Ludicra at NWTF – photo by Islander-NCS
This past Saturday night the fourth edition of Northwest Terror Fest came to a glorious close. NCS has sponsored the fest since the beginning, and some of our staff have worked the fest from the beginning as well. This most recent one was, in a word, fantastic. At least from our perspective, it ran like a well-oiled machine, and it seemed like everyone there, from the bands to the audience to the venues’ staffs, enjoyed the hell out of themselves.
There were dozens of highlights. The best of all was the spectacular reunion performance by Ludicra, who headlined the first night, but all the bands fired on all cylinders, and the biggest crowd we’ve ever had at NWTF had great energy.
Perhaps it goes without saying, but the big crew of festival volunteers who worked the event were left both elated and exhausted, including those of us from NCS. We basically had to shut down this site for the last few days, and it will take a little while for us to get back in motoring gear again.

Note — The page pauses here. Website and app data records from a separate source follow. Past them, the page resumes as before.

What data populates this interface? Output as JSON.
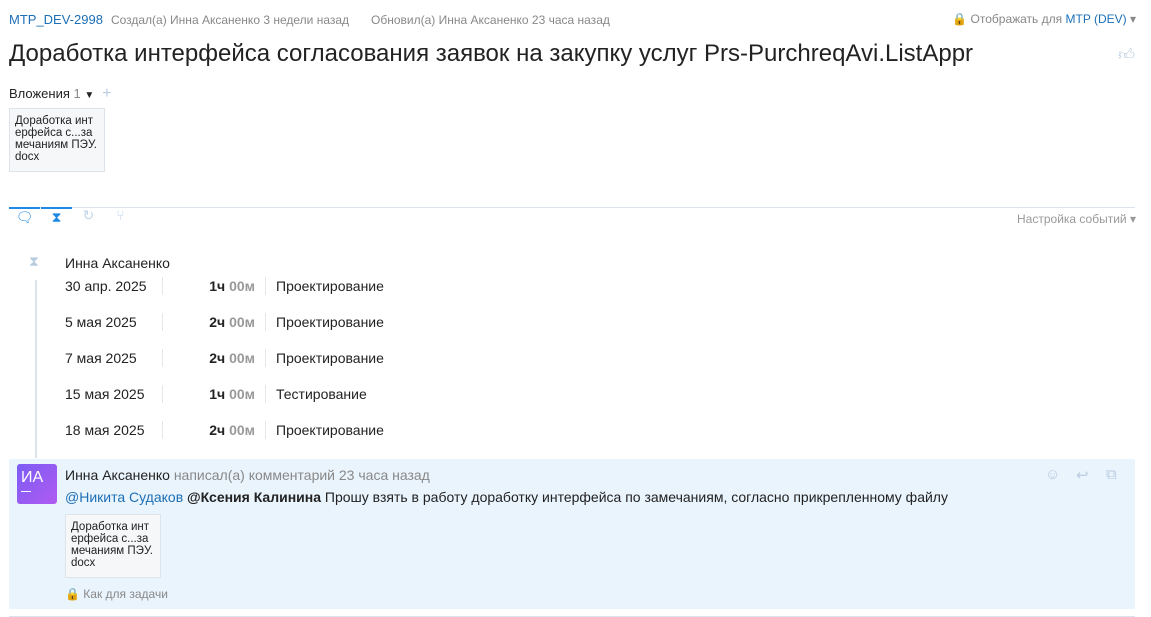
{
  "header": {
    "key": "MTP_DEV-2998",
    "created": "Создал(а) Инна Аксаненко 3 недели назад",
    "updated": "Обновил(а) Инна Аксаненко 23 часа назад",
    "visibility_label": "Отображать для",
    "visibility_value": "MTP (DEV)"
  },
  "title": "Доработка интерфейса согласования заявок на закупку услуг Prs-PurchreqAvi.ListAppr",
  "attachments": {
    "label": "Вложения",
    "count": "1",
    "file": "Доработка интерфейса с...замечаниям ПЭУ.docx"
  },
  "tabs": [
    {
      "icon": "comment-icon"
    },
    {
      "icon": "hourglass-icon"
    },
    {
      "icon": "history-icon"
    },
    {
      "icon": "branch-icon"
    }
  ],
  "events_settings": "Настройка событий",
  "worklog": {
    "author": "Инна Аксаненко",
    "rows": [
      {
        "date": "30 апр. 2025",
        "hours": "1ч",
        "minutes": "00м",
        "type": "Проектирование"
      },
      {
        "date": "5 мая 2025",
        "hours": "2ч",
        "minutes": "00м",
        "type": "Проектирование"
      },
      {
        "date": "7 мая 2025",
        "hours": "2ч",
        "minutes": "00м",
        "type": "Проектирование"
      },
      {
        "date": "15 мая 2025",
        "hours": "1ч",
        "minutes": "00м",
        "type": "Тестирование"
      },
      {
        "date": "18 мая 2025",
        "hours": "2ч",
        "minutes": "00м",
        "type": "Проектирование"
      }
    ]
  },
  "comment": {
    "initials": "ИА",
    "author": "Инна Аксаненко",
    "action": "написал(а) комментарий 23 часа назад",
    "mention1": "@Никита Судаков",
    "mention2": "@Ксения Калинина",
    "text": "Прошу взять в работу доработку интерфейса по замечаниям, согласно прикрепленному файлу",
    "file": "Доработка интерфейса с...замечаниям ПЭУ.docx",
    "privacy": "Как для задачи"
  }
}
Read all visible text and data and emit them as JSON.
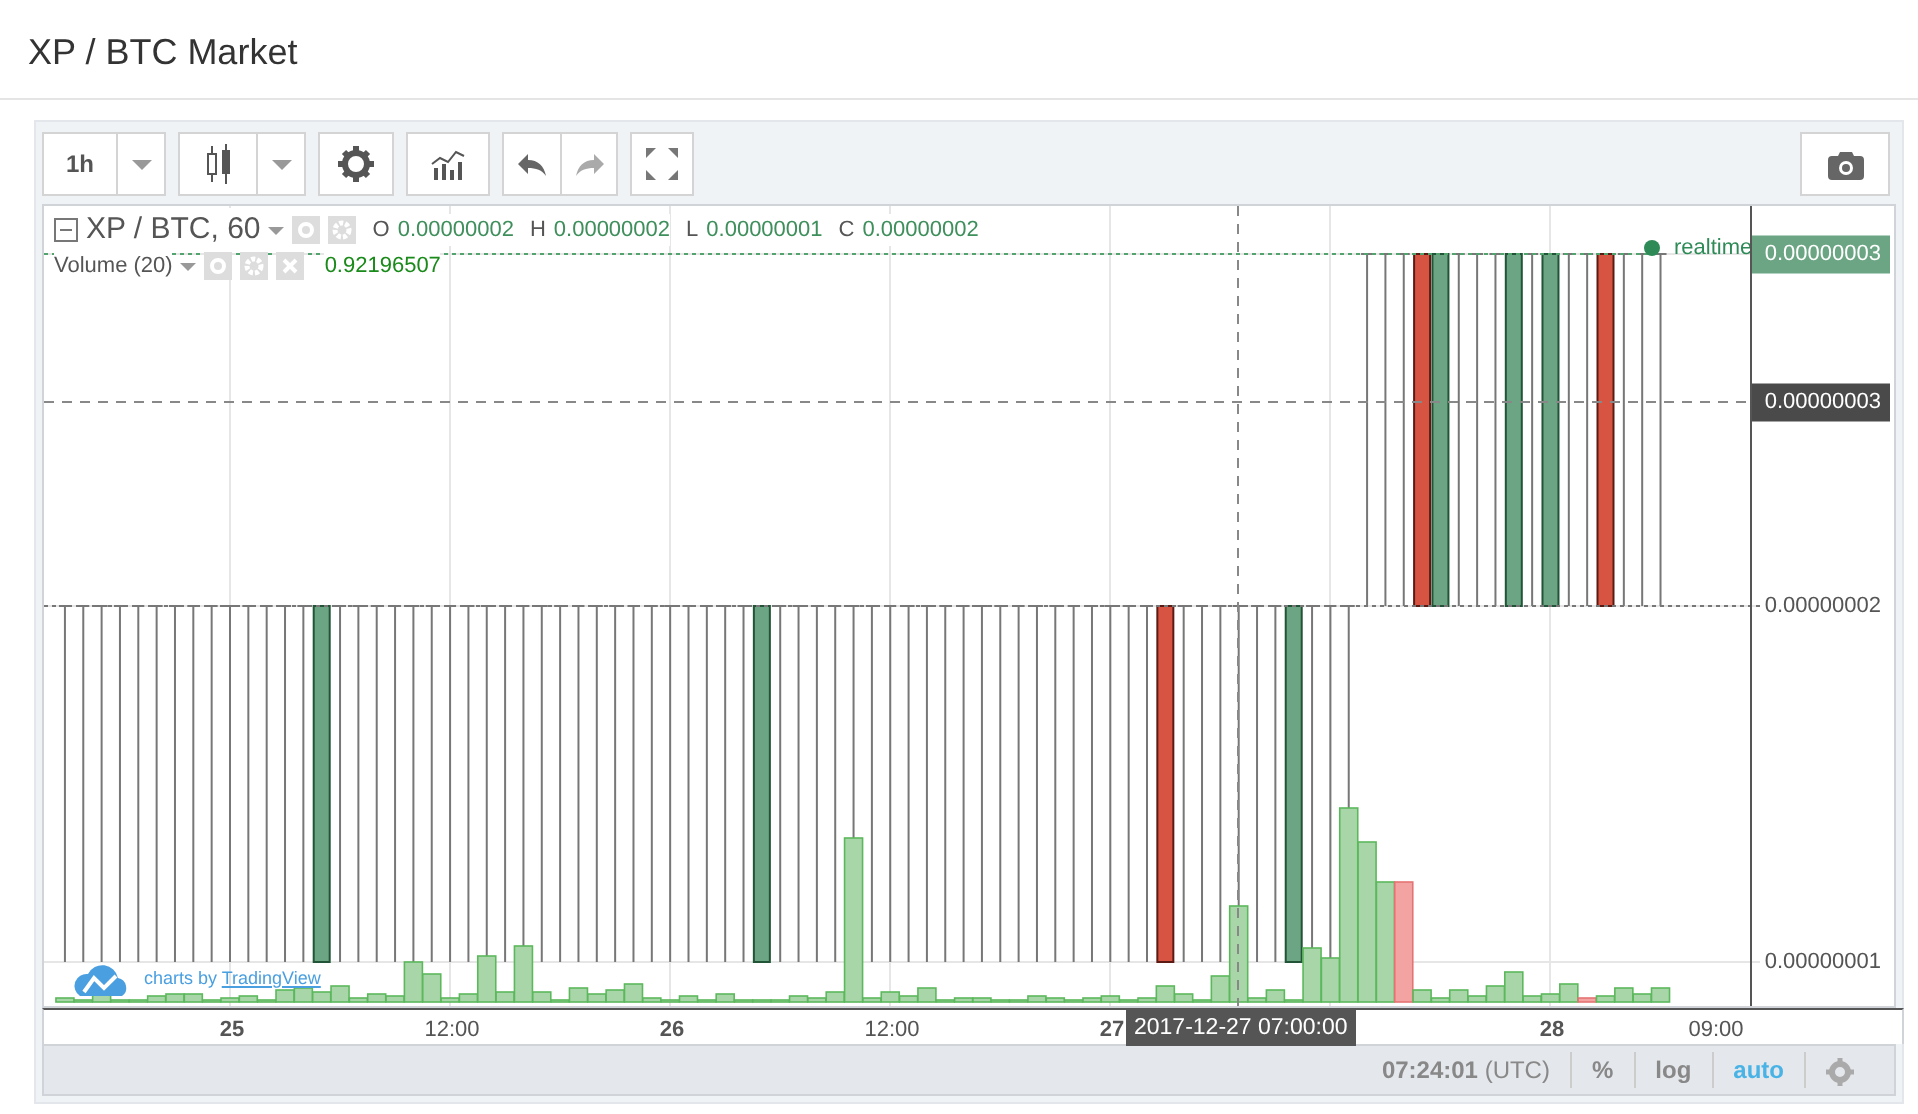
{
  "page_title": "XP / BTC Market",
  "toolbar": {
    "interval": "1h"
  },
  "legend": {
    "symbol": "XP / BTC, 60",
    "ohlc": [
      {
        "label": "O",
        "value": "0.00000002"
      },
      {
        "label": "H",
        "value": "0.00000002"
      },
      {
        "label": "L",
        "value": "0.00000001"
      },
      {
        "label": "C",
        "value": "0.00000002"
      }
    ],
    "volume_label": "Volume (20)",
    "volume_value": "0.92196507"
  },
  "realtime_label": "realtime",
  "price_axis": {
    "labels": [
      "0.00000002",
      "0.00000001"
    ],
    "last_price": "0.00000003",
    "crosshair_price": "0.00000003"
  },
  "time_axis": {
    "labels": [
      {
        "text": "25",
        "bold": true
      },
      {
        "text": "12:00",
        "bold": false
      },
      {
        "text": "26",
        "bold": true
      },
      {
        "text": "12:00",
        "bold": false
      },
      {
        "text": "27",
        "bold": true
      },
      {
        "text": "28",
        "bold": true
      },
      {
        "text": "09:00",
        "bold": false
      }
    ]
  },
  "crosshair_time": "2017-12-27 07:00:00",
  "attribution": {
    "prefix": "charts by",
    "link": "TradingView"
  },
  "status_bar": {
    "time": "07:24:01",
    "timezone": "(UTC)",
    "percent": "%",
    "log": "log",
    "auto": "auto",
    "auto_on": true
  }
}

Midnight at NWTF – photo by Islander-NCS
DGR and Andy Synn are still in Seattle recovering before they jet home, and although I only had to cross the water to get to NWTF instead of crossing the skies, I’m in need of rest and recuperation myself. I haven’t paid attention to NCS e-mail in four days, and shudder at the thought of what’s lying in wait there, but will force myself to wade in later today. Maybe one of our other writers sent us something we can use to help fill in the coming week? But we will at least get back to our daily premieres, starting with the body-mauling, mind-mangling track from Fleshrot I posted here earlier today, and might have a scattering of other features too (advance planning has never been our strong suit).
And oh look! It’s the Fourth of July today! Truth be told, our country doesn’t have very fucking much to celebrate this year (the chasm between ideals and reality seems particularly enormous), but just celebrating for the sake of celebrating is a good thing, even if the official reason for doing so seems kind of hollow. So, we hope all of you in the U.S. will have a fun-filled day. We hope the same for everyone else who stops by here today from anywhere else in the world.
To help fuel the fun, I decided to pick just a couple of new tracks to throw at your faces, and both of them come from the same forthcoming release — a cassette-tape split named Desolate Tides from Putrescine and Kosmogyr that’s dropping on September 23rd via Tridroid Records. (You can pre-order the tape here, and digital editions via the Bandcamp pages for the two groups linked below).
The first track from this fine San Diego band (whom we’ve written about many times here), “Secrets Beckon Sweetly“, is one of three from them on the new split. It’s a fascinating mixture of darting and swirling riffage, bounding and burbling bass-lines, whip-cracking drums, and ravenous vocal intensity. The song is intricate and kaleidoscopic in its swift twists and turns, and technically impressive in its execution.
The fast-changing blends of dissonance and harmony and the ever-changing fretwork and percussive permutations give it a weird and wondrous feeling. It’s both menacingly sinister and gloriously wild, and reaches one of many zeniths through a spectacle of a solo. It’s one of those tracks that gets the adrenaline pumping but demands to be heard repeatedly just to better follow all the head-spinning machinations.
In case you missed or forgot my previous writings about this band, its line-up consists of Shanghai native Xander Cheng (The Arcbane) and Ivan Belcic, (formerly of Shanghai’s The Machinery of Other Skeletons and a member of Death to Giants). Ivan now lives in Prague, but he and Xander have been collaborating by long-distance. Their debut album, 2018’s Eviternity, was a fantastic experience (and so was Eveternity: The Remixes), so it was great to see that they’ve surfaced again with three tracks on this new split.
The Kosmogyr song that’s now streaming is “Eschaton“, a breathtaking 7 1/2 minute excursion that’s worth every second. Slow and spell-binding at first, it melds swaths of abrasion, sweeping synth-swells, and a beguiling chime-like melody. Even when the rhythm section begin pounding and blasting, and the savage growls and howls become uncaged, there’s still a vast and glorious feeling to the music. It creates audio panoramas of heart-swelling splendor, even as it pounds the pulse.
The spells keep coming as well, as the guitars and keyboards ring through the majestic typhoons, creating moods of longing and wonder. At the end, when the storm spends itself, what may be a violin or a guitar that sounds like one provides a brief but sublime exit.